Propylaie on the Lechaion Road
The Propylaia, the main entrance to the Forum, consisted of three archways; one main and two smaller ones. At the time of Pausanias the gilded bronze chariots of Helios and Phaethon stood on this imposing building. The Propylaia dates from the 1st century A.D.
The Lechaion Road
The main north-south artery (cardo maximus) of the Roman city, ultimately linked the Agora of Corinth with the harbour of Lechaion on the Corinthian gulf 3 kilometers to the north. In the time of Augustus, it was unpaved and was open to wheeled traffic. The road was paved with limestone slabs under Vespasian, when traffic was confined to pedestrians. At this period there were narrow pavements either side of the road with gutters to carry away rainwater. A row of shops was created on the east and west sides of the road, and colonnades and bases for dedications were set between the shops and the pavements. The road began to lose its importance from the 10th century A.D. onwards and was finally abandoned after the earthquake of 1858.

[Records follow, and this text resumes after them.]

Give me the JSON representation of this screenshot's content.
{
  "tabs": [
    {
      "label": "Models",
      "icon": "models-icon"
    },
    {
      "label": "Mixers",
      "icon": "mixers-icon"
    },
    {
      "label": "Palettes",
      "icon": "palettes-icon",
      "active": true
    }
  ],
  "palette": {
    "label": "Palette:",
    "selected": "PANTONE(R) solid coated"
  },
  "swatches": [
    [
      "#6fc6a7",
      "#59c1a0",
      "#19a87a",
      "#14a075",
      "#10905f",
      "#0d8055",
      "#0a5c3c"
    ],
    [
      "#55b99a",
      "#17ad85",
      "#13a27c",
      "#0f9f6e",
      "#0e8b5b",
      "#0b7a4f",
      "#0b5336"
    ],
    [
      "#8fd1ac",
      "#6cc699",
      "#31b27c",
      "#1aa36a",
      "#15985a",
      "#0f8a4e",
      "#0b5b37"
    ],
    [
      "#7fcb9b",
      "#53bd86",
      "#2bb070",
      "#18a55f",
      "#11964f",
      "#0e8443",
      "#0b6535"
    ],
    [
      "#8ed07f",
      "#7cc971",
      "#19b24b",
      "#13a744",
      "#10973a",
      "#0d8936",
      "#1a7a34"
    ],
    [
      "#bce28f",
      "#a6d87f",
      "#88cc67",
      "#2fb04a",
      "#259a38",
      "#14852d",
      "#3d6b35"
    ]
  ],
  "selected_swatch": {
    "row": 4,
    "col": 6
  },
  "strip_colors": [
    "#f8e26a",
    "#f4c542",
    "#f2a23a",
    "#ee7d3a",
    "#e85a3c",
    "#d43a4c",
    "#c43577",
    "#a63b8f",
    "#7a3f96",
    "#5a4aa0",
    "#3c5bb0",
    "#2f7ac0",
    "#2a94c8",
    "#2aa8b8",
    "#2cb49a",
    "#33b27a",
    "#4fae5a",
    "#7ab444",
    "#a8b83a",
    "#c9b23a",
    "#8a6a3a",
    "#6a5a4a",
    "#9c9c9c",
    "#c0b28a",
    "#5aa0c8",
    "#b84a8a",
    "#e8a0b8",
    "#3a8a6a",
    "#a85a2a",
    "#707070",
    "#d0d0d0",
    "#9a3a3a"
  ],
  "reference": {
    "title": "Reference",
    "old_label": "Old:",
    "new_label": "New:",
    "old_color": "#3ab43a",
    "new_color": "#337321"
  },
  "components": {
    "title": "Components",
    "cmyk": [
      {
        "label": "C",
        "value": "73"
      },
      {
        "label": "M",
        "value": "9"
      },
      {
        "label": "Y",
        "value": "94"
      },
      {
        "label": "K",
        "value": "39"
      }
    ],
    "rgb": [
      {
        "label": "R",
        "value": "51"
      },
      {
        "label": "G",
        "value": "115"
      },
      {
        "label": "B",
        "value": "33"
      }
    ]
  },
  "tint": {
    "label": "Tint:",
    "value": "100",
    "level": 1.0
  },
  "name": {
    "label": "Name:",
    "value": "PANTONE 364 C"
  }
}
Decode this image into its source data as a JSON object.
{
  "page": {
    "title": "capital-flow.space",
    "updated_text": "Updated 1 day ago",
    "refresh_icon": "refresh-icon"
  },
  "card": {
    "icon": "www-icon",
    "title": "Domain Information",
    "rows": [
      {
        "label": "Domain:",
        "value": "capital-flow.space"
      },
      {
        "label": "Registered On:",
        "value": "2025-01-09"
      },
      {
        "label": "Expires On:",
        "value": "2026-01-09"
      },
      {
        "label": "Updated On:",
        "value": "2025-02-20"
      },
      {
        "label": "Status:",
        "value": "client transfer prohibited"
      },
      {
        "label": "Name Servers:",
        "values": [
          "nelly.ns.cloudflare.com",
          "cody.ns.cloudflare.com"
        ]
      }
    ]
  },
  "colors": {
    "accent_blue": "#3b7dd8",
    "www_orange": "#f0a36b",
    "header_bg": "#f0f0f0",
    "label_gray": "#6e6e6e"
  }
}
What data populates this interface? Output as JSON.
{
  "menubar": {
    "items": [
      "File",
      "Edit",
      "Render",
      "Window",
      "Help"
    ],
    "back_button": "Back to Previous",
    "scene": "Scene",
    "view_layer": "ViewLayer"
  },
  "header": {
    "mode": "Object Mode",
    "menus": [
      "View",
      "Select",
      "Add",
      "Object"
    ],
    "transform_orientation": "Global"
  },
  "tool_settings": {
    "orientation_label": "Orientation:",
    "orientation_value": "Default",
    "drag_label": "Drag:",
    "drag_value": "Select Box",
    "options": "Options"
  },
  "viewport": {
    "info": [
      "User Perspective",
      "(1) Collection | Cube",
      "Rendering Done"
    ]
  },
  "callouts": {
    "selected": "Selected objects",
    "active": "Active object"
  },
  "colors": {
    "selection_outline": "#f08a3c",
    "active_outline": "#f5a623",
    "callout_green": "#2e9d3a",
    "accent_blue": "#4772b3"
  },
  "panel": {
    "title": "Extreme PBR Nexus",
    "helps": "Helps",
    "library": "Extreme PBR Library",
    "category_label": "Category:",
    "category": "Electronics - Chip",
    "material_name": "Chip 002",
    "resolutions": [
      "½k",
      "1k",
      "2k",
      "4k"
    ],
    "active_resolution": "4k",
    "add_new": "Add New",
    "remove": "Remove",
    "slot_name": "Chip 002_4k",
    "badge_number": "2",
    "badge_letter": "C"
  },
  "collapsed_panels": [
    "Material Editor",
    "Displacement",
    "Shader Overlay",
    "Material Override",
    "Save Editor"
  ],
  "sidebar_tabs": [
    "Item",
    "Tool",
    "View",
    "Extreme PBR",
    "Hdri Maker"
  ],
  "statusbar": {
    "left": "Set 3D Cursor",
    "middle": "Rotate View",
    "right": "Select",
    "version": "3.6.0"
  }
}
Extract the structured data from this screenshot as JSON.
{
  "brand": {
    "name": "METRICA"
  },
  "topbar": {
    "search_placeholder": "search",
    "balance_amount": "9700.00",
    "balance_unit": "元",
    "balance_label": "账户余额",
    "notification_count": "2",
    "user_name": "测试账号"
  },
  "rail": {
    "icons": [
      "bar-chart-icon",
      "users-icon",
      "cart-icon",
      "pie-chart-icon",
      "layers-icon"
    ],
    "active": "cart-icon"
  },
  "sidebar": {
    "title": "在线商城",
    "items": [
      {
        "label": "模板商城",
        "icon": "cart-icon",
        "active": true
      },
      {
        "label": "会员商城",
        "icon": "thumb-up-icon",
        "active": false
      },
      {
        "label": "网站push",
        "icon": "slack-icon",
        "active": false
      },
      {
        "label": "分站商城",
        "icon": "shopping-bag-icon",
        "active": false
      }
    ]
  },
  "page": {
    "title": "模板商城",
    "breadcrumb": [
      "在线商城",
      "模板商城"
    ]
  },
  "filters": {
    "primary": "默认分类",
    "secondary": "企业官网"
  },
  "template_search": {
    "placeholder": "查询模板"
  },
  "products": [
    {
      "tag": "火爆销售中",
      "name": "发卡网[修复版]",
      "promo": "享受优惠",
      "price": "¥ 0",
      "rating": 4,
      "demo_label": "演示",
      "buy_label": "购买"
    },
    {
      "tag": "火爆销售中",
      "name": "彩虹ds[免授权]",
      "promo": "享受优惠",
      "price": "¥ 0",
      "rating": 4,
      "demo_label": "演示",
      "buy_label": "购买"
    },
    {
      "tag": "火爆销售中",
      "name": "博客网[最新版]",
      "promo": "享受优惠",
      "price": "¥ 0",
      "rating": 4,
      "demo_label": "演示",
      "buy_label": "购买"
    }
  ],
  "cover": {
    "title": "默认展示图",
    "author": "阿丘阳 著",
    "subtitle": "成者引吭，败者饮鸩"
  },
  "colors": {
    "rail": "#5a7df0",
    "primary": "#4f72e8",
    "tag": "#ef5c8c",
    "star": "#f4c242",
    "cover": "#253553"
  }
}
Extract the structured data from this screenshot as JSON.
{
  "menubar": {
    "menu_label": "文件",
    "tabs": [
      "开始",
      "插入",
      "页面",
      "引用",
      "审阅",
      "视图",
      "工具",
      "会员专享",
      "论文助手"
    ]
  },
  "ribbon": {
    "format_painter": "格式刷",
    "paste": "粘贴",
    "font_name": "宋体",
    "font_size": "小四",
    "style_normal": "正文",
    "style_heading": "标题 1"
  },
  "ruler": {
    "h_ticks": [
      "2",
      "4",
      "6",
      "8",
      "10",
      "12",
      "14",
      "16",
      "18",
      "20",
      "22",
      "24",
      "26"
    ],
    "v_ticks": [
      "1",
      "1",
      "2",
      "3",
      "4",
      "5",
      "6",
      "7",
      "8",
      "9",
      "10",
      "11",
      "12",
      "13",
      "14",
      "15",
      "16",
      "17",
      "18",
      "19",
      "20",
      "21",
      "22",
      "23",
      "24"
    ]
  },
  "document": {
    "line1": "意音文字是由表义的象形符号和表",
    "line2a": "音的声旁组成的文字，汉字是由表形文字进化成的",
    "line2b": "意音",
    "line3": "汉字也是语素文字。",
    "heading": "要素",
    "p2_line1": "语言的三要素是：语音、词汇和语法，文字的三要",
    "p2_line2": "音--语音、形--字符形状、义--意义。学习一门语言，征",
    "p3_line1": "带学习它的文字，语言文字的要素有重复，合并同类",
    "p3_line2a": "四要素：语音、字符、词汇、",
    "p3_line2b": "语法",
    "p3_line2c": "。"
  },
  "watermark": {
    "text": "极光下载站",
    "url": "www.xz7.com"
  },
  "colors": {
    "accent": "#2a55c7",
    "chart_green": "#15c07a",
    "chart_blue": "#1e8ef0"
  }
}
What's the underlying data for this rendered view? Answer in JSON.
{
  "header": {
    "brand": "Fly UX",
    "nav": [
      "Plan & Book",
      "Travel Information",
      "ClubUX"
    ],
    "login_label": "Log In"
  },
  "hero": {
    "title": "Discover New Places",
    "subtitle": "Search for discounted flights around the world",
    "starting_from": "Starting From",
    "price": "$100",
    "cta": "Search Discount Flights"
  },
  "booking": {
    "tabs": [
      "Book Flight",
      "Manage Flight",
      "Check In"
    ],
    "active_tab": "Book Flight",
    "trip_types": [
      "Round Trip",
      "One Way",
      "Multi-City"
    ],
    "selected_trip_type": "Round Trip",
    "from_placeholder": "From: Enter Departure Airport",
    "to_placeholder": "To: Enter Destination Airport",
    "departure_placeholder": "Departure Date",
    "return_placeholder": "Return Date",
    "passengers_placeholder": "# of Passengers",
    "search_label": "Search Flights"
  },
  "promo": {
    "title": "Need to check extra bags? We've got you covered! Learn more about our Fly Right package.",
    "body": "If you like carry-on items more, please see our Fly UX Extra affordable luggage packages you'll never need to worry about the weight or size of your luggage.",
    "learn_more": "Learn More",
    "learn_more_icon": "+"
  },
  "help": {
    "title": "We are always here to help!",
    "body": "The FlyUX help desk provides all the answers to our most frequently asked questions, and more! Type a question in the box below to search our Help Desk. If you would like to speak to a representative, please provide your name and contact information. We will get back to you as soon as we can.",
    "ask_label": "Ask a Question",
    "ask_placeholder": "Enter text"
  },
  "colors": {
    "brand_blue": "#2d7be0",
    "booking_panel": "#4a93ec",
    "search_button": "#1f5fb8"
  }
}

Monuments to the West of the Lechaion Road
Today a row of sixteen small shops can clearly be made out the west side of the road. To the west of these shops, the most important building was the large Roman basilica (1st-2nd century A.D.), which was probably caused used as a courthouse. Its facade, facing the main area of the Forum, was adorned with colossal figures of Phrygian Phrygian prisoners-of-war (late 2nd - early 3rd century A.D.) To the north of the basilica the remains of a commercial market are preserved. Later this was replaced by a new semicircular market with an Ionic colonnade.
Monuments to the East of the Lechaion Road
To the east of the Lechaion Road, north of the Peirene Fountain, are preserved the foundations of Temple A (Classical period), which was converted in a second building phase into a heroon (Hellenistic period). To the east of this structure lies the so-called Periboios of Apollo (1st century A.D.). This was an open courtyard surrounded by a marble Ionic colonnade, which was used as a commercial market. At the north-east end of the street are preserved the ruins of a large bathhouse dating from the 2nd century A.D. This bath has been identified as the Baths of the Spartan Eurycles seen by the travel-writer Pausanias.